This will be the place to find all breaking news and updates from Thompsons and personal injury litigation in general.
How Trade Unionists Organise around social issues:We can’t picket the patriarchy.
This is not a moment, it’s a movement…. One of my favourite lines from the musical Hamilton – which I may have dedicated a bit too much time to over lockdown. We all have our coping mechanisms and I’ve come to realise that I found a lot of strength from that musical in the last year. The underdogs fighting for what is right, at times letting passion get the better of them in a ruthless world but maintaining strength and a sense of what is right throughout it all.
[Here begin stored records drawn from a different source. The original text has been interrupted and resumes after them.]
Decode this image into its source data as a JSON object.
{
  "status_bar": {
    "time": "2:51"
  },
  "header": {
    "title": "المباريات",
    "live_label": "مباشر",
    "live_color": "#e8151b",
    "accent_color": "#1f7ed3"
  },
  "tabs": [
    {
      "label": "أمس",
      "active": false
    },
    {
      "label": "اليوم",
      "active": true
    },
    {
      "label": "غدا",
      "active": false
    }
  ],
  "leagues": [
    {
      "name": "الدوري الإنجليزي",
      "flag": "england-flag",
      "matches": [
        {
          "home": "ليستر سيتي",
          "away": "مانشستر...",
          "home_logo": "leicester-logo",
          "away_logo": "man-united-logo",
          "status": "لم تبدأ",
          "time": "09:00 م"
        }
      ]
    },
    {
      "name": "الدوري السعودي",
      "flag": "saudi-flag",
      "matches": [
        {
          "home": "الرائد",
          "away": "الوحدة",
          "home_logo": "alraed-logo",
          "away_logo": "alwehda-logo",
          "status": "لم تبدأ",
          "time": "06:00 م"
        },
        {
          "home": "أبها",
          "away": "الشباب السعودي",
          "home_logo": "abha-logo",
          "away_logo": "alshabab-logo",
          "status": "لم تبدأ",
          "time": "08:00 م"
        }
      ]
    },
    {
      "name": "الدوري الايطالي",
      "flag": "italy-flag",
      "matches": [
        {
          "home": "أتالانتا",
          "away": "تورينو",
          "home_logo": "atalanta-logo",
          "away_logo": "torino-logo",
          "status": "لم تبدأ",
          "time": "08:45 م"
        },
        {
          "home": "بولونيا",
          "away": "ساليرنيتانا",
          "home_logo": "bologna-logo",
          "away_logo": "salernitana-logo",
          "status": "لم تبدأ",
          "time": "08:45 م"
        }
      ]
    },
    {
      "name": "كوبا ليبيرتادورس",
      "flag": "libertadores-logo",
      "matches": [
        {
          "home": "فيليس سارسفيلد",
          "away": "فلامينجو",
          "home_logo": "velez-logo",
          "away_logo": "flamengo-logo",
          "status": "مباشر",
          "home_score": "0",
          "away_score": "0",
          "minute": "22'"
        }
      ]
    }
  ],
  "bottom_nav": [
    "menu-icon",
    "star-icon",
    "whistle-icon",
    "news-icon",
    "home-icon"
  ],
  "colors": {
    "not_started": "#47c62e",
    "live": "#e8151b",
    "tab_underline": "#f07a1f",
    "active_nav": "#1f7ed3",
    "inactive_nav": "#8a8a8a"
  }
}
When COVID 19 hit us in March 2020 my role as a Staff Nurse and Staff Side Representative took my level of training to a whole new level. Suddenly the meaning of being One Team had never been so apparent. Staff were put under a huge amount of pressure both mentally and physically. With services stopping, staff shielding and being re-deployed to work in other areas out with their normal remit. The impact of COVID and what it meant to for key workers was enormous.
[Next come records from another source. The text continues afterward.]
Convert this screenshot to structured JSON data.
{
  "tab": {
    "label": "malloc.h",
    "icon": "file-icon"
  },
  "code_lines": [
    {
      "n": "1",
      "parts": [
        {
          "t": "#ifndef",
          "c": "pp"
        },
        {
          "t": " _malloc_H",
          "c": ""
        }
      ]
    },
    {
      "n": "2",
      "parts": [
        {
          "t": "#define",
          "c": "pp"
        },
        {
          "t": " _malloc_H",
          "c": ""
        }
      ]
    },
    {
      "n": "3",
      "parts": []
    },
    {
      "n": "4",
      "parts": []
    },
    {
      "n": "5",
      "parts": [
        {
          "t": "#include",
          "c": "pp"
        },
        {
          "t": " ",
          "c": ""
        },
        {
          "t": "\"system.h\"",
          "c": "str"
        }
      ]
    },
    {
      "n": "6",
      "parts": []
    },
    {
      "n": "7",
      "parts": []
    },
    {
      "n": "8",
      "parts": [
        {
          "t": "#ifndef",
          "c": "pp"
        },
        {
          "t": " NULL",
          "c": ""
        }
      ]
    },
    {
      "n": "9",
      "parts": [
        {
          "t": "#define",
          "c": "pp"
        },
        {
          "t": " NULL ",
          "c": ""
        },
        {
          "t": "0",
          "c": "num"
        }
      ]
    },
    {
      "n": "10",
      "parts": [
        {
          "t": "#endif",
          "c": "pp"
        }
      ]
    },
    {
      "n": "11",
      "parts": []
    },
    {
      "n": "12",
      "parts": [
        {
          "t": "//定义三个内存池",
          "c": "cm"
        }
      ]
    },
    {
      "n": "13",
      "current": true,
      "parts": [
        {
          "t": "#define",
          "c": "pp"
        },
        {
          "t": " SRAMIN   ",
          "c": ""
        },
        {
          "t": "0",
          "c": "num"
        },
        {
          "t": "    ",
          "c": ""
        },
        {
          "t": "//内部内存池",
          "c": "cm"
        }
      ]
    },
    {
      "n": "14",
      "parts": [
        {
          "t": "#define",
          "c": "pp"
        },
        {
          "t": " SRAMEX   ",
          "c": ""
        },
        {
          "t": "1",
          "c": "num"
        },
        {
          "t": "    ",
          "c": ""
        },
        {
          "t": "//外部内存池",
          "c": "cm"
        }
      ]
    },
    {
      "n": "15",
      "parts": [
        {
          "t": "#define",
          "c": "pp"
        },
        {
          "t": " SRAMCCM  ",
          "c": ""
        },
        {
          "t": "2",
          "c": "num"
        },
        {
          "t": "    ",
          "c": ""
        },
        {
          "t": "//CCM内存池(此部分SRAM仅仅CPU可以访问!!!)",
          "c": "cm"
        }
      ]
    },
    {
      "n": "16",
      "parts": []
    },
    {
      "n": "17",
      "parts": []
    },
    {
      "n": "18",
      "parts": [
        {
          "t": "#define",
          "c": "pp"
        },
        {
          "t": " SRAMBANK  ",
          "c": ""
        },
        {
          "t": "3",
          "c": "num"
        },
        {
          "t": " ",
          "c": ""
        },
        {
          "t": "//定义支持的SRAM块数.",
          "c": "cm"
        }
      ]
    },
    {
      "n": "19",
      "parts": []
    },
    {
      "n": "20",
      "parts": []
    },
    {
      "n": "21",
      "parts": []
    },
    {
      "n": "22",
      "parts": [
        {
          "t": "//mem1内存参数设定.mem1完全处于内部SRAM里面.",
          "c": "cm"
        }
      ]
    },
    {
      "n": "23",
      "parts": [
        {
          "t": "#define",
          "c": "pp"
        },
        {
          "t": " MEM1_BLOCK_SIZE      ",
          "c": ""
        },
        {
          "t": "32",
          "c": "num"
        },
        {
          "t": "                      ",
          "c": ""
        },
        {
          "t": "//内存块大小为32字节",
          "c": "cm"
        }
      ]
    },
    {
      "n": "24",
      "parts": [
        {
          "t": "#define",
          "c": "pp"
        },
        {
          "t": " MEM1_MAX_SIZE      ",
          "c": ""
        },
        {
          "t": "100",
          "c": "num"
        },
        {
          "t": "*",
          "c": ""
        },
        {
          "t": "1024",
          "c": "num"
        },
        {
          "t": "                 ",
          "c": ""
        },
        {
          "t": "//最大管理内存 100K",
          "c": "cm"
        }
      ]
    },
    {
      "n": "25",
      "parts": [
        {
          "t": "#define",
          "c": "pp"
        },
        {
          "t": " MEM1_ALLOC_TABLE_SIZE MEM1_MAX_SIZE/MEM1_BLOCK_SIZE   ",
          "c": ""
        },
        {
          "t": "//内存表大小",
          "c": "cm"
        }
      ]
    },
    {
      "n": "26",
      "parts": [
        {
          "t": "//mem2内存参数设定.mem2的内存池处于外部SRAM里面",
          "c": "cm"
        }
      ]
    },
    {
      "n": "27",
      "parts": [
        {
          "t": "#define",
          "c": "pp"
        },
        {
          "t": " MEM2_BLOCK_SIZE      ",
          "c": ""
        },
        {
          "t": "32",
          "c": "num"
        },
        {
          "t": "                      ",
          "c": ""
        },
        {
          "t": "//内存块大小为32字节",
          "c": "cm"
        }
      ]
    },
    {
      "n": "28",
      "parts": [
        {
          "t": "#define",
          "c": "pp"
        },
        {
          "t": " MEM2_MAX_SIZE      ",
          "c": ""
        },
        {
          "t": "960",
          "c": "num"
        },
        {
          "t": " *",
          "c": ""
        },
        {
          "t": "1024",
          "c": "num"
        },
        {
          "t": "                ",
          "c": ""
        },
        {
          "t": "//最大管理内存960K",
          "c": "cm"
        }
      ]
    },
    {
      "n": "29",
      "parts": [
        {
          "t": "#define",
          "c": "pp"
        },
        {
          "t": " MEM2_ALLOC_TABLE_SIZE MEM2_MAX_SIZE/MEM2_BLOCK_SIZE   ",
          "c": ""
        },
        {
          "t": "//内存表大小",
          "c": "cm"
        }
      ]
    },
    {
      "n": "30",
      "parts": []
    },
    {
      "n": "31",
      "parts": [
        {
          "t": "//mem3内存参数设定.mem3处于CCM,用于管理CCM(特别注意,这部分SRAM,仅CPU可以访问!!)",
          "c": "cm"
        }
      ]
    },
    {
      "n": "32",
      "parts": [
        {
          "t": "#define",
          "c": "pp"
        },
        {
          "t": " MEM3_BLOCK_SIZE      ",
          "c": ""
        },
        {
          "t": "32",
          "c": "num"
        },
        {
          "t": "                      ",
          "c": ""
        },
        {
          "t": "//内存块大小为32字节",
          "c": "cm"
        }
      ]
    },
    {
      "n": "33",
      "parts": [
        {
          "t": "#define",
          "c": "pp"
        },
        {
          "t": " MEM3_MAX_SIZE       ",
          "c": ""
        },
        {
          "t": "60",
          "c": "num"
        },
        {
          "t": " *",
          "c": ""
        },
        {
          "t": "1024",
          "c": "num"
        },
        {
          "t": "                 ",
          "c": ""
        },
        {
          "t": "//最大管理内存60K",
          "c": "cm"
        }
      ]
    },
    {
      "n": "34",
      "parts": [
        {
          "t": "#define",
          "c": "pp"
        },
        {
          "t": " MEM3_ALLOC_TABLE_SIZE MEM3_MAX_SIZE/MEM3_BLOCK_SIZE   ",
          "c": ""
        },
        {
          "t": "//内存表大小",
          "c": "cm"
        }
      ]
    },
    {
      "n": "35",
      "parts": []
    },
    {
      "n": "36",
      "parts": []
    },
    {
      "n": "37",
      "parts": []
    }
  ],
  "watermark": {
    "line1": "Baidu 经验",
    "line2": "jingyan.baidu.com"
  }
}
March 2020, we were on an emergency footing and bracing ourselves for the worst, so my role as a Pain Nurse Specialist was no longer a priority. Supporting people’s failing organs, namely their lungs was everyone’s priority. Almost two years after my last shift as a Staff Nurse in a High Dependency Unit I found myself rapidly up-skilling to work in a Covid Intensive Care Unit. The normal rules no longer applied, the onus to be deemed as competent at providing intensive care was on me not the clinical educator nor education coordinator. There was a sense of urgency and a sense of uncertainty for sure!
Family fall outs are nothing new. However, when a child is cut out of a Will, this can lead to untold family frustration. This was recently the case when the son of Bedazzled star Liz Hurley found he had been disinherited by his father in his Will.
On privatisation of the nationalised UK coal mining industry in 1994, the Mineworkers’ Pension Scheme (“MPS”) was closed to further contributions and privatised. The UK Government became guarantor to the Scheme, and guaranteed that pension members would always receive the benefits they had earned up to privatisation, and that these benefits would increase in line with inflation. In return, it was agreed that the Government would be entitled to a 50% share of any surpluses in the Scheme’s value at future valuations. The other 50% would be distributed to members through bonuses.
This week saw the first set of changes to the Coronavirus Job Retention Scheme.From yesterday (Thursday 1 July) the level of grant given to employers for employees on furlough is reducing and will continue to gradually reduce through July through to September as per the following table from the Government website
Last week Victoria Weldon at the Herald reported that plans to devolve the administration of Employment Tribunals has been further delayed and is not expected until at least 2024.